▼

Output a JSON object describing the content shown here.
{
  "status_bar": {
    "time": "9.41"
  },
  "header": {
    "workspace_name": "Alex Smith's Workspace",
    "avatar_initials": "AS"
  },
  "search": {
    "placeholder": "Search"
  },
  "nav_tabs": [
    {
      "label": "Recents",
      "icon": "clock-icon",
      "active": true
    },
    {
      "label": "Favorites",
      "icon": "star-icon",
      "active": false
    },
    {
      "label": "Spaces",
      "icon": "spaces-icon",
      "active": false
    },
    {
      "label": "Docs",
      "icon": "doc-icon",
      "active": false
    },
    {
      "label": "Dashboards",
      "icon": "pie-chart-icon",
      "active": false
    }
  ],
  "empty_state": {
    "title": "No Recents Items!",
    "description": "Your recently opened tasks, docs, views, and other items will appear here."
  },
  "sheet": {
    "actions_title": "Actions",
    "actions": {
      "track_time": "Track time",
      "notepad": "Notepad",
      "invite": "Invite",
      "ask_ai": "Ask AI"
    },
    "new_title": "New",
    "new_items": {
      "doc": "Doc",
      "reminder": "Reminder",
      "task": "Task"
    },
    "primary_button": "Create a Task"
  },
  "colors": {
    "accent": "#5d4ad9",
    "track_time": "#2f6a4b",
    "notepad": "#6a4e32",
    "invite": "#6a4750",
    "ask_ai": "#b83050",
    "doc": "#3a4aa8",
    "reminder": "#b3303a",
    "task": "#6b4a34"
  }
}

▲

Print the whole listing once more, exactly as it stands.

Result of the task:
Output a JSON object describing the content shown here.
{
  "status_bar": {
    "time": "9.41"
  },
  "header": {
    "workspace_name": "Alex Smith's Workspace",
    "avatar_initials": "AS"
  },
  "search": {
    "placeholder": "Search"
  },
  "nav_tabs": [
    {
      "label": "Recents",
      "icon": "clock-icon",
      "active": true
    },
    {
      "label": "Favorites",
      "icon": "star-icon",
      "active": false
    },
    {
      "label": "Spaces",
      "icon": "spaces-icon",
      "active": false
    },
    {
      "label": "Docs",
      "icon": "doc-icon",
      "active": false
    },
    {
      "label": "Dashboards",
      "icon": "pie-chart-icon",
      "active": false
    }
  ],
  "empty_state": {
    "title": "No Recents Items!",
    "description": "Your recently opened tasks, docs, views, and other items will appear here."
  },
  "sheet": {
    "actions_title": "Actions",
    "actions": {
      "track_time": "Track time",
      "notepad": "Notepad",
      "invite": "Invite",
      "ask_ai": "Ask AI"
    },
    "new_title": "New",
    "new_items": {
      "doc": "Doc",
      "reminder": "Reminder",
      "task": "Task"
    },
    "primary_button": "Create a Task"
  },
  "colors": {
    "accent": "#5d4ad9",
    "track_time": "#2f6a4b",
    "notepad": "#6a4e32",
    "invite": "#6a4750",
    "ask_ai": "#b83050",
    "doc": "#3a4aa8",
    "reminder": "#b3303a",
    "task": "#6b4a34"
  }
}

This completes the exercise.